=== WORK ITEM ===
In the data below, find every line with the word "cash" and copy it.

=== RECORDS FOR THIS TASK ===

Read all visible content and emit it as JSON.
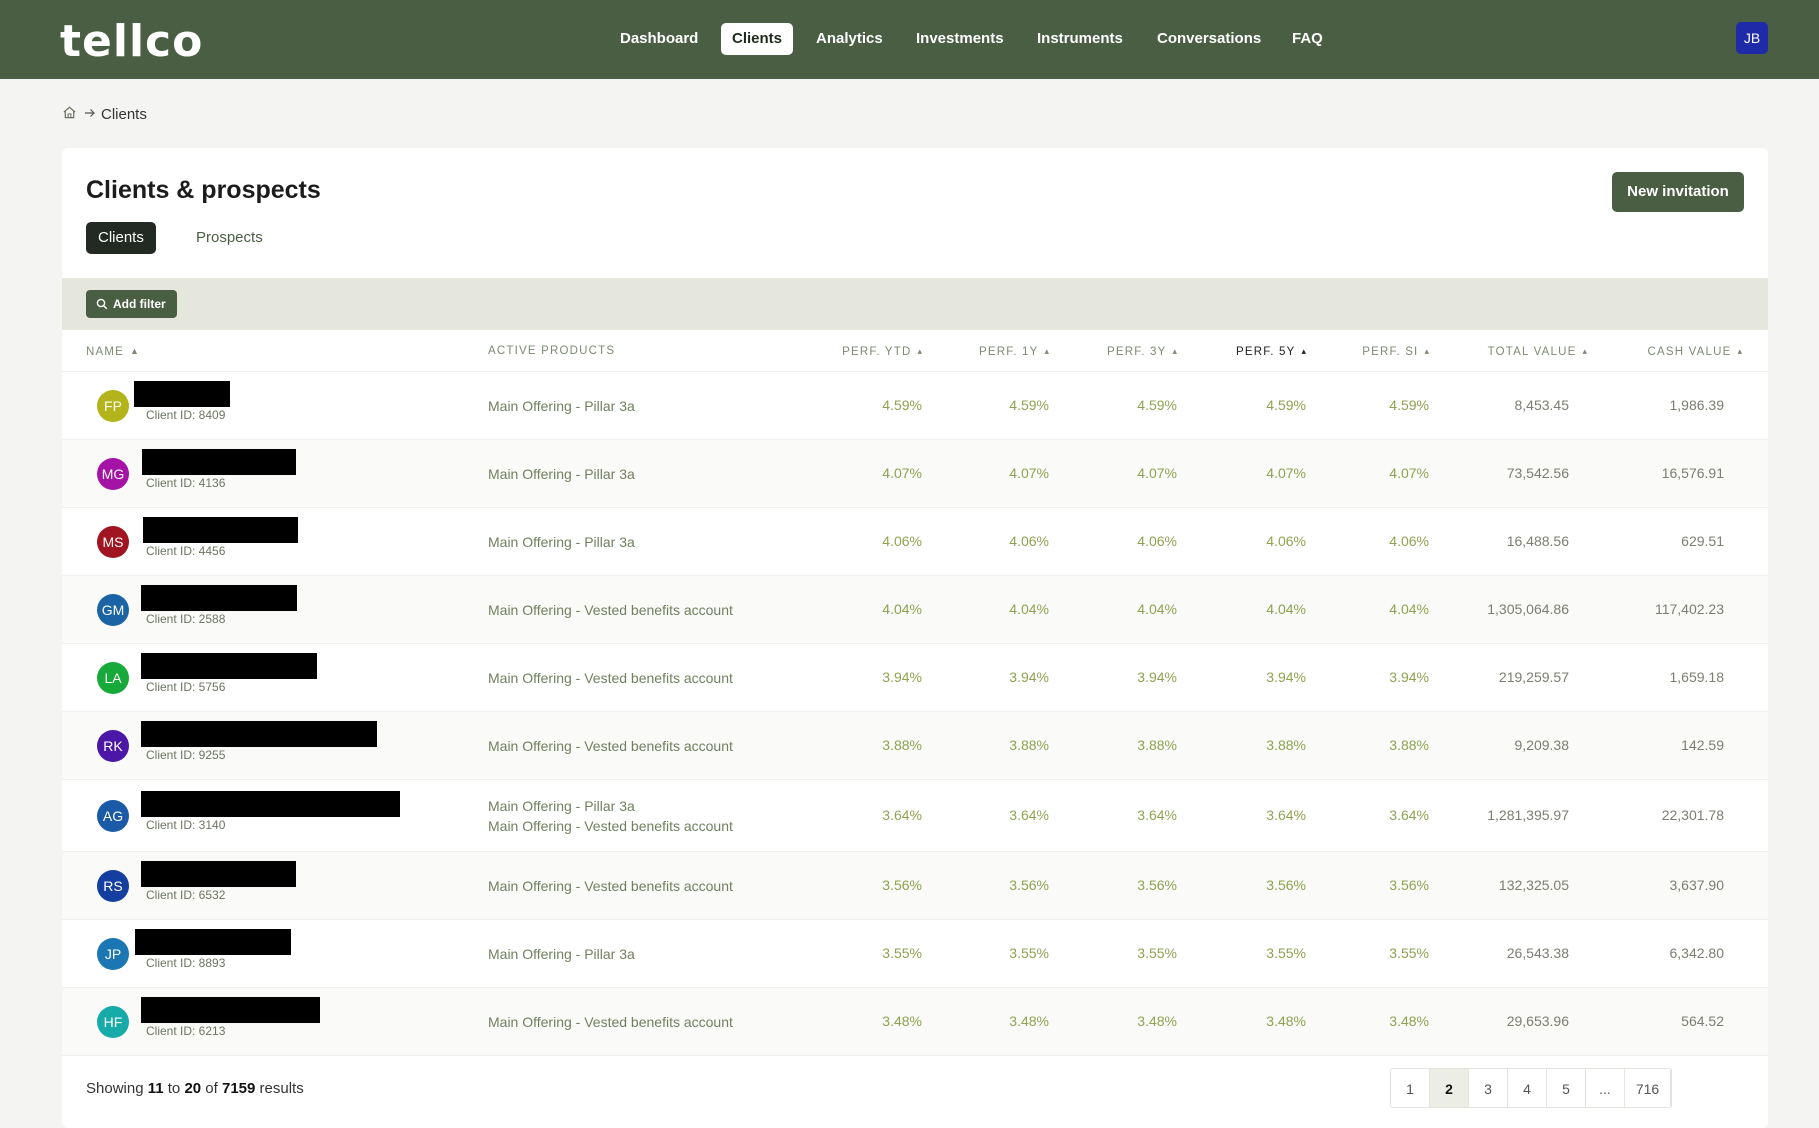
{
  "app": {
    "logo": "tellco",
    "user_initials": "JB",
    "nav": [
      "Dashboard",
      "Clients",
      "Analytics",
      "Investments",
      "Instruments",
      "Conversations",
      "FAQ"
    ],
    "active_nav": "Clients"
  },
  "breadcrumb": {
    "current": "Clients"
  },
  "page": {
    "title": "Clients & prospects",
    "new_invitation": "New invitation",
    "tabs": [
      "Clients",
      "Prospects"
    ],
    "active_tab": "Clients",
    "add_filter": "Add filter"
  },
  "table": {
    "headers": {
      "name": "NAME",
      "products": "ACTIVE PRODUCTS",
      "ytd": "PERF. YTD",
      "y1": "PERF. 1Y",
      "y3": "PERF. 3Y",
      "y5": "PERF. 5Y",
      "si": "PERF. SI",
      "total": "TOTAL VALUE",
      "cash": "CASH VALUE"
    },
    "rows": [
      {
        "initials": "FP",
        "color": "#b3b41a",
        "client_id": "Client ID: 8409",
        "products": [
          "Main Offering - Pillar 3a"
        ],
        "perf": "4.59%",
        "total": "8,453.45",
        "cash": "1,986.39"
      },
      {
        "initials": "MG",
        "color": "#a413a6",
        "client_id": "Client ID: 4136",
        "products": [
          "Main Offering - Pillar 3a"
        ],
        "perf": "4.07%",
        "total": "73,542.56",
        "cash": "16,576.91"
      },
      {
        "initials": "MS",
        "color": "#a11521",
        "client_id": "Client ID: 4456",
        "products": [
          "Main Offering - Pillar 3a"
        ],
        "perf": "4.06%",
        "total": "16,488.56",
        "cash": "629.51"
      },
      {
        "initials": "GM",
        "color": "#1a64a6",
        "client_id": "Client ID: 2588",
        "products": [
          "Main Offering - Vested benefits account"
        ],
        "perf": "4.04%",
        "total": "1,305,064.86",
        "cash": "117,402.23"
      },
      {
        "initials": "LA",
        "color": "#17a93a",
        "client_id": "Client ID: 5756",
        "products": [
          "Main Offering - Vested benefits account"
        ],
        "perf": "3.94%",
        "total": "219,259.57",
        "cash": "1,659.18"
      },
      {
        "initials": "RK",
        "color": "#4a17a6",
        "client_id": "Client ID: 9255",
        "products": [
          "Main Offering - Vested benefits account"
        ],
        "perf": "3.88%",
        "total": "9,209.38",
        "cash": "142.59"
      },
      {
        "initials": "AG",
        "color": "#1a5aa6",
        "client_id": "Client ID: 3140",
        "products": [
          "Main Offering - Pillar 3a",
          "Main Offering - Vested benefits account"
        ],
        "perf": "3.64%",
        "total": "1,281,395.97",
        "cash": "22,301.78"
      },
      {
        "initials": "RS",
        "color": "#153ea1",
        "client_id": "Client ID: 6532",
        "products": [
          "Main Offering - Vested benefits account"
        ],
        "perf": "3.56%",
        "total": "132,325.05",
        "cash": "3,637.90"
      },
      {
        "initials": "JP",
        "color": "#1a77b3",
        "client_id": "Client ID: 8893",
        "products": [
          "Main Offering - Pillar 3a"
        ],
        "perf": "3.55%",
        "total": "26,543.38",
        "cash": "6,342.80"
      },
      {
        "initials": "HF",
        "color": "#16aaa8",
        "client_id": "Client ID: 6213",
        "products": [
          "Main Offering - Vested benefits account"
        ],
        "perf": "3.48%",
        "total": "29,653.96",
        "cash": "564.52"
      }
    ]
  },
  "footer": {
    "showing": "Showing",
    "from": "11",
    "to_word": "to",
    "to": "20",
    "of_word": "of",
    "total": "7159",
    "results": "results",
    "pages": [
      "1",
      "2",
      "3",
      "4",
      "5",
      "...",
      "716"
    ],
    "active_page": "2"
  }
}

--

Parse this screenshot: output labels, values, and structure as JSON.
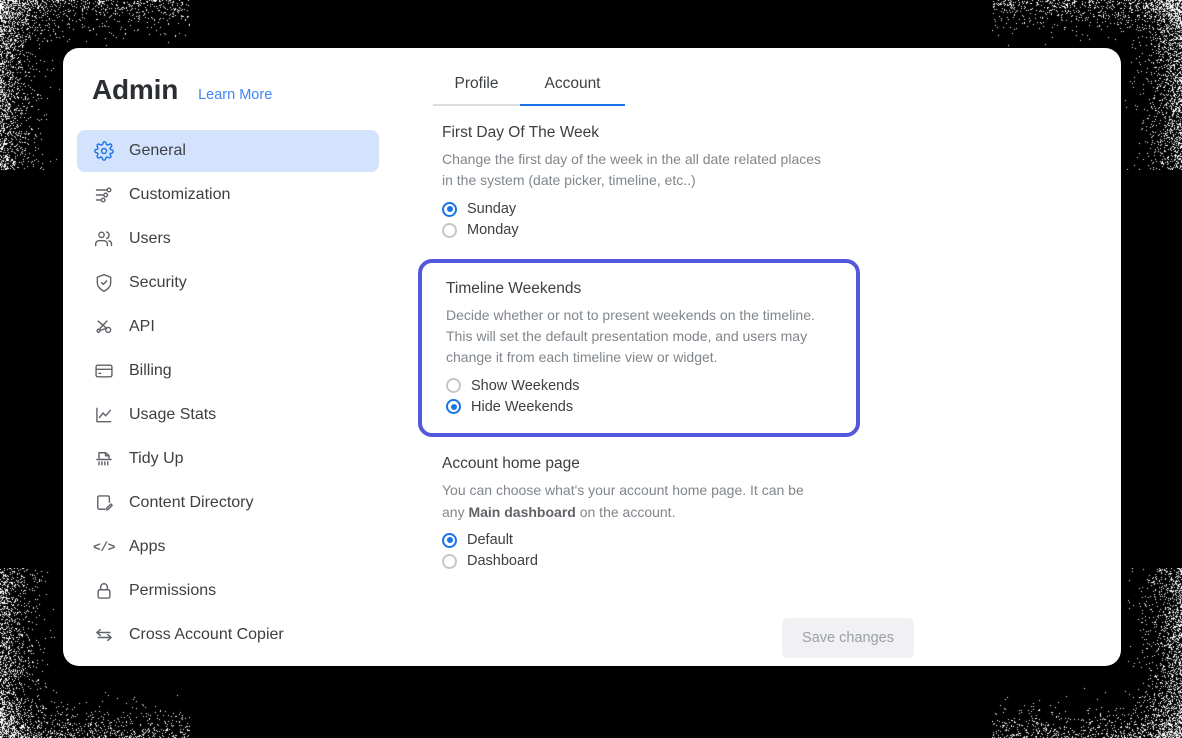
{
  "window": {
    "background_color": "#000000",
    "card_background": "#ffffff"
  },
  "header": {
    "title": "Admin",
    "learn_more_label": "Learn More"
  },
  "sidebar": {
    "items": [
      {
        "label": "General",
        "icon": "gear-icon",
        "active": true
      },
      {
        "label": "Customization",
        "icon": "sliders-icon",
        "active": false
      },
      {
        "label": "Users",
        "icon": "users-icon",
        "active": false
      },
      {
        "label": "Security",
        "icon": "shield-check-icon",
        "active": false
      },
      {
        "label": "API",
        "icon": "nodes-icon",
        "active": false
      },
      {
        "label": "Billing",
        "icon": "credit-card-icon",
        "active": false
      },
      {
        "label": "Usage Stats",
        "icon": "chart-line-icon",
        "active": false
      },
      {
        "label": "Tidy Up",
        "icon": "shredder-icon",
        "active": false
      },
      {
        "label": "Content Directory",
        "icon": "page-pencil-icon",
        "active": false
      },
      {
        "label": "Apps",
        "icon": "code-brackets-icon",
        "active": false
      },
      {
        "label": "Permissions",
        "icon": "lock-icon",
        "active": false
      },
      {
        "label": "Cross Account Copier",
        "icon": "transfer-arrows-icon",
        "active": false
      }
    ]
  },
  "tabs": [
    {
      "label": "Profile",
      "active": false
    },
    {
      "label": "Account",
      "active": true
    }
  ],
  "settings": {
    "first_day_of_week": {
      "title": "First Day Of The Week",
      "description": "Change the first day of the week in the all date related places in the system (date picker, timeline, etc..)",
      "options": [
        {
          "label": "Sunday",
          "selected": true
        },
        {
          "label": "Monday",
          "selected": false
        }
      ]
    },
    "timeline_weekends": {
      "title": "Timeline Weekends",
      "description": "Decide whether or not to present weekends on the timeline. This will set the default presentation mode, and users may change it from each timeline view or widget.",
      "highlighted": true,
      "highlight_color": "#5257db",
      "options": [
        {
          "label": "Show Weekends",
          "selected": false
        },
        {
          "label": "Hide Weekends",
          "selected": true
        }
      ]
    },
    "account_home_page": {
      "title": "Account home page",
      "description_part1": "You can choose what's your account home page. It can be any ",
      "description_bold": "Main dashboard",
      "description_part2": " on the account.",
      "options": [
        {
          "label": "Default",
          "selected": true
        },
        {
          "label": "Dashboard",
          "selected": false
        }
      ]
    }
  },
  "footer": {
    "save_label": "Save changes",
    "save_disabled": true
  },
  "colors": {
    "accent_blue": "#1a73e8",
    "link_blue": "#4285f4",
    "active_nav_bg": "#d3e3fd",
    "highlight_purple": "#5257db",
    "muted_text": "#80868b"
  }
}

=== OUTPUT FOR THIS TASK ===
      "cash": "CASH VALUE"
        "cash": "1,986.39"
        "cash": "16,576.91"
        "cash": "629.51"
        "cash": "117,402.23"
        "cash": "1,659.18"
        "cash": "142.59"
        "cash": "22,301.78"
        "cash": "3,637.90"
        "cash": "6,342.80"
        "cash": "564.52"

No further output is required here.